▶ [WORKING DATA]:
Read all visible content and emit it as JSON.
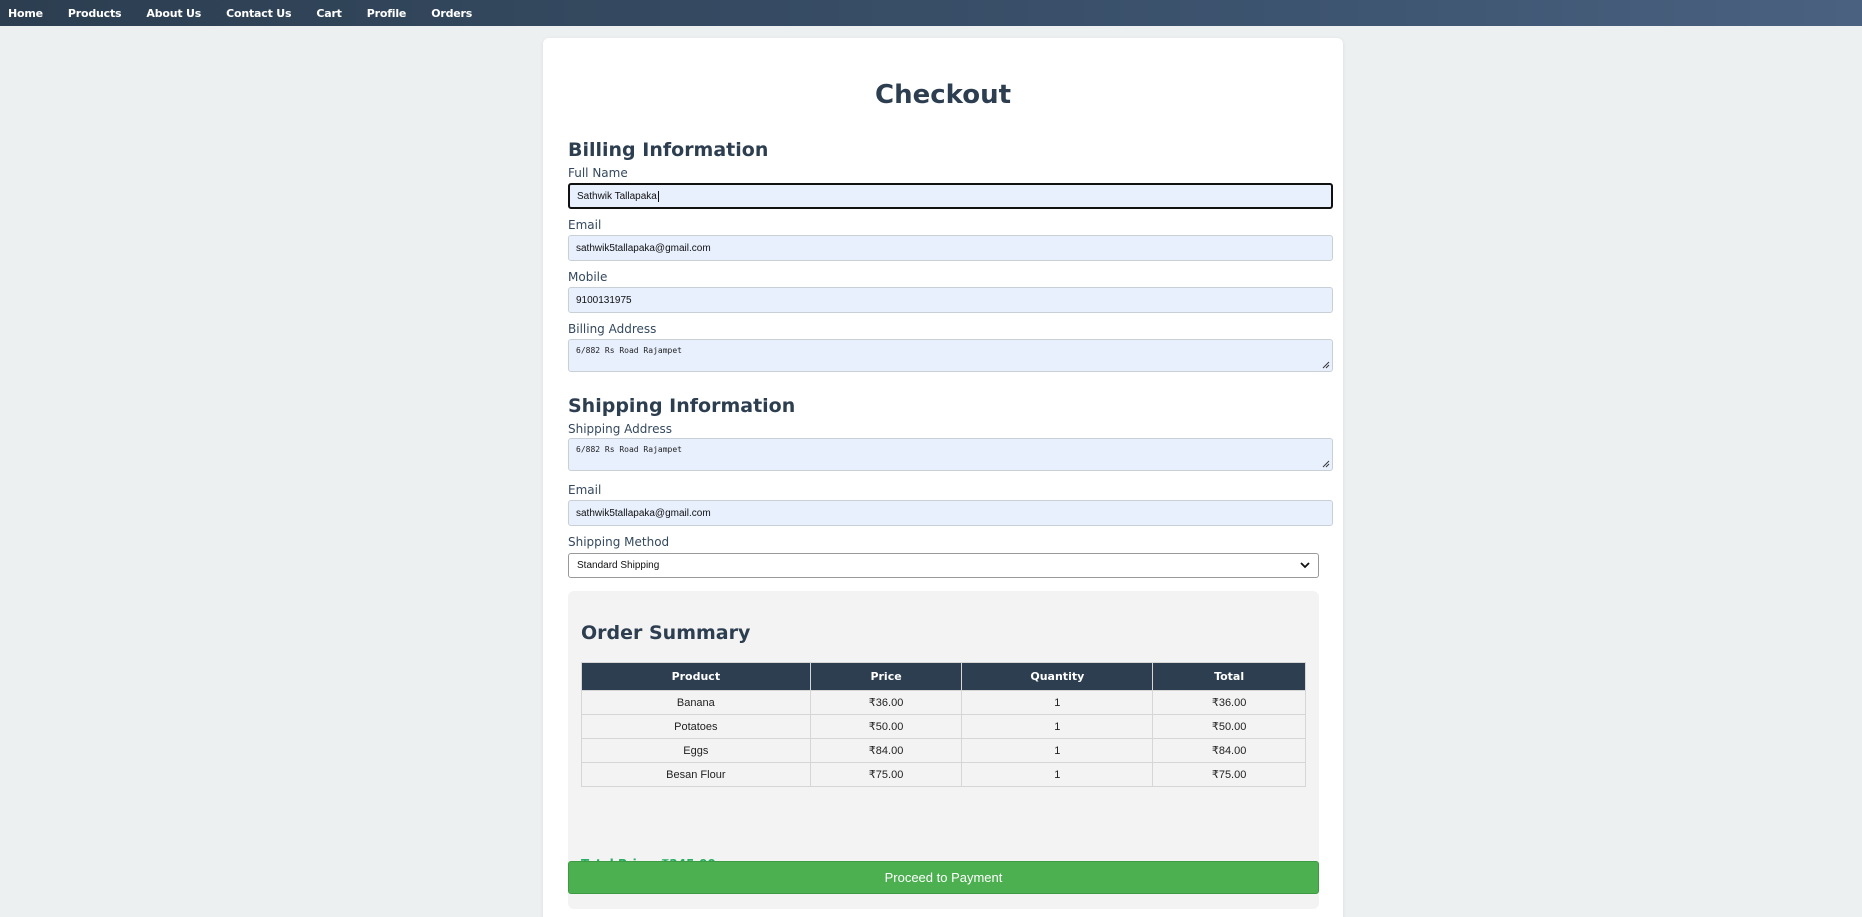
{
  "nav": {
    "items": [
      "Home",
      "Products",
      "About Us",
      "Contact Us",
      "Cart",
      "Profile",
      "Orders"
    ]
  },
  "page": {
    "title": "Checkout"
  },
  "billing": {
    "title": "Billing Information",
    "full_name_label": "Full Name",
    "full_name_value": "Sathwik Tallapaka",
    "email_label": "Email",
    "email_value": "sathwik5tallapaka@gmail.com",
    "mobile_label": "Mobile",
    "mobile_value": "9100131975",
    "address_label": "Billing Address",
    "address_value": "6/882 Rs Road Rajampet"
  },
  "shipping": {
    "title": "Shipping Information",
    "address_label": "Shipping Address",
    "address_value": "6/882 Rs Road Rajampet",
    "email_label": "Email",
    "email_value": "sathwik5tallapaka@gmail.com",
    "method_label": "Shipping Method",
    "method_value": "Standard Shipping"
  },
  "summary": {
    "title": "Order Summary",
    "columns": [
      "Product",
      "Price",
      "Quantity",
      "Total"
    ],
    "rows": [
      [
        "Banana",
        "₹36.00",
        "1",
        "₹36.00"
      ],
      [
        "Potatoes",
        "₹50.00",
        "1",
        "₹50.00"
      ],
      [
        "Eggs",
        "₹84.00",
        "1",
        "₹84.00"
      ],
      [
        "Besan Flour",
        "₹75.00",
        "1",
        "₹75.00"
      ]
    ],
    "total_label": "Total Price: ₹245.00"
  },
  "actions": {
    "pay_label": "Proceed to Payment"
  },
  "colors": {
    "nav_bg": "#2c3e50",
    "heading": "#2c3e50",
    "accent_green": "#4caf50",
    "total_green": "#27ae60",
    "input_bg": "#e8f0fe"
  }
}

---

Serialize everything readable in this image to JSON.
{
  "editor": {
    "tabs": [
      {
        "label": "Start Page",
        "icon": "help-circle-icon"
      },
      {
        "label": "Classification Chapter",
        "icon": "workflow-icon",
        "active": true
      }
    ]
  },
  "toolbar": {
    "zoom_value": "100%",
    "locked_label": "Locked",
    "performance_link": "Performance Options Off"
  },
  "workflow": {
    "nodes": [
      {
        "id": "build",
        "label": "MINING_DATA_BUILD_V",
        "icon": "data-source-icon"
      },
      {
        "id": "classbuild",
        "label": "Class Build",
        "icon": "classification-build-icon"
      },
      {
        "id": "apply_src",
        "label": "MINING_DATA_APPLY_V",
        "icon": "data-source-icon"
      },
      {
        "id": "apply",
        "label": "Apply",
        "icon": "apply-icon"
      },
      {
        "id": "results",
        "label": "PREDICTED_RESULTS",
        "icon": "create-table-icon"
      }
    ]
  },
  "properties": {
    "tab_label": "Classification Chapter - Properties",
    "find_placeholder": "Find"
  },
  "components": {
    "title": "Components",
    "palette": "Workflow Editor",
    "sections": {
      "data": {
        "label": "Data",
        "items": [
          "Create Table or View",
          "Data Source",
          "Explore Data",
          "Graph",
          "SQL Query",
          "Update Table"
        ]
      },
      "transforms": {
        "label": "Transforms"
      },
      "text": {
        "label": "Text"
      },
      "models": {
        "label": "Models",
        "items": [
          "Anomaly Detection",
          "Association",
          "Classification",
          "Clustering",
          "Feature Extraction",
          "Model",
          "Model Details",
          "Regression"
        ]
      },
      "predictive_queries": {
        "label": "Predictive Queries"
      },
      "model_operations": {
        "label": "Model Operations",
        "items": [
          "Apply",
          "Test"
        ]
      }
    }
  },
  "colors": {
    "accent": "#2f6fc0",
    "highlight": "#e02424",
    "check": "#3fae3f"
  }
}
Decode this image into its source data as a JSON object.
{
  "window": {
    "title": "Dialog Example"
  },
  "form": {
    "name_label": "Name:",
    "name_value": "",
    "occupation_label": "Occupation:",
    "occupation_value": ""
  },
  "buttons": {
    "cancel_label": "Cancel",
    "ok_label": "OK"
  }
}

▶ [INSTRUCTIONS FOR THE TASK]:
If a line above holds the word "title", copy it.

▶ [ANSWER SPACE]:
    "title": "Checkout"
    "title": "Billing Information",
    "title": "Shipping Information",
    "title": "Order Summary",
    "title": "Components",
    "title": "Dialog Example"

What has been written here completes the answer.